Segment Start: Entries provided

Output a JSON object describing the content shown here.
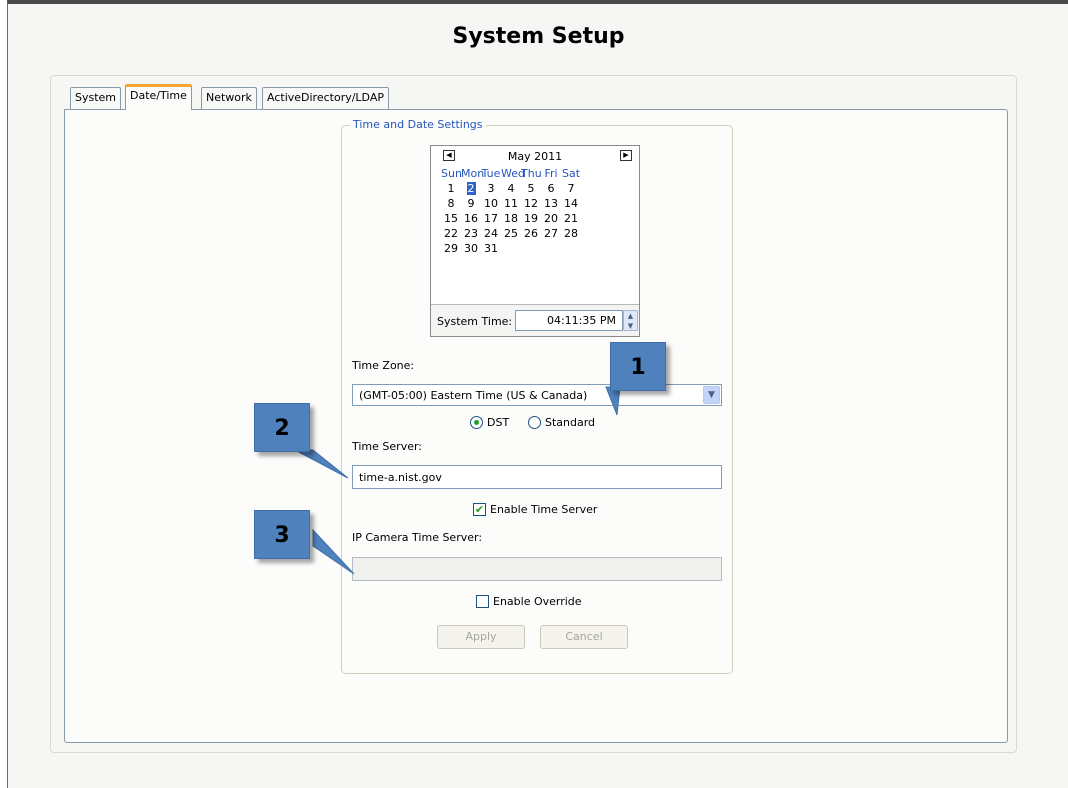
{
  "page": {
    "title": "System Setup"
  },
  "tabs": [
    {
      "label": "System",
      "active": false
    },
    {
      "label": "Date/Time",
      "active": true
    },
    {
      "label": "Network",
      "active": false
    },
    {
      "label": "ActiveDirectory/LDAP",
      "active": false
    }
  ],
  "settings": {
    "legend": "Time and Date Settings",
    "calendar": {
      "month_label": "May 2011",
      "prev_icon": "left-arrow-icon",
      "next_icon": "right-arrow-icon",
      "weekdays": [
        "Sun",
        "Mon",
        "Tue",
        "Wed",
        "Thu",
        "Fri",
        "Sat"
      ],
      "weeks": [
        [
          "1",
          "2",
          "3",
          "4",
          "5",
          "6",
          "7"
        ],
        [
          "8",
          "9",
          "10",
          "11",
          "12",
          "13",
          "14"
        ],
        [
          "15",
          "16",
          "17",
          "18",
          "19",
          "20",
          "21"
        ],
        [
          "22",
          "23",
          "24",
          "25",
          "26",
          "27",
          "28"
        ],
        [
          "29",
          "30",
          "31",
          "",
          "",
          "",
          ""
        ]
      ],
      "selected_day": "2"
    },
    "system_time_label": "System Time:",
    "system_time_value": "04:11:35 PM",
    "timezone_label": "Time Zone:",
    "timezone_value": "(GMT-05:00) Eastern Time (US & Canada)",
    "dst_label": "DST",
    "standard_label": "Standard",
    "dst_selected": true,
    "time_server_label": "Time Server:",
    "time_server_value": "time-a.nist.gov",
    "enable_time_server_label": "Enable Time Server",
    "enable_time_server_checked": true,
    "ip_camera_label": "IP Camera Time Server:",
    "ip_camera_value": "",
    "enable_override_label": "Enable Override",
    "enable_override_checked": false,
    "apply_label": "Apply",
    "cancel_label": "Cancel"
  },
  "callouts": [
    "1",
    "2",
    "3"
  ],
  "colors": {
    "accent": "#2456bb",
    "tab_active": "#f4a43a",
    "callout": "#4f81bd",
    "check": "#21a121"
  }
}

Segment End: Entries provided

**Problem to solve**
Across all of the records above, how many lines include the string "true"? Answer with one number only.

**Output below**
3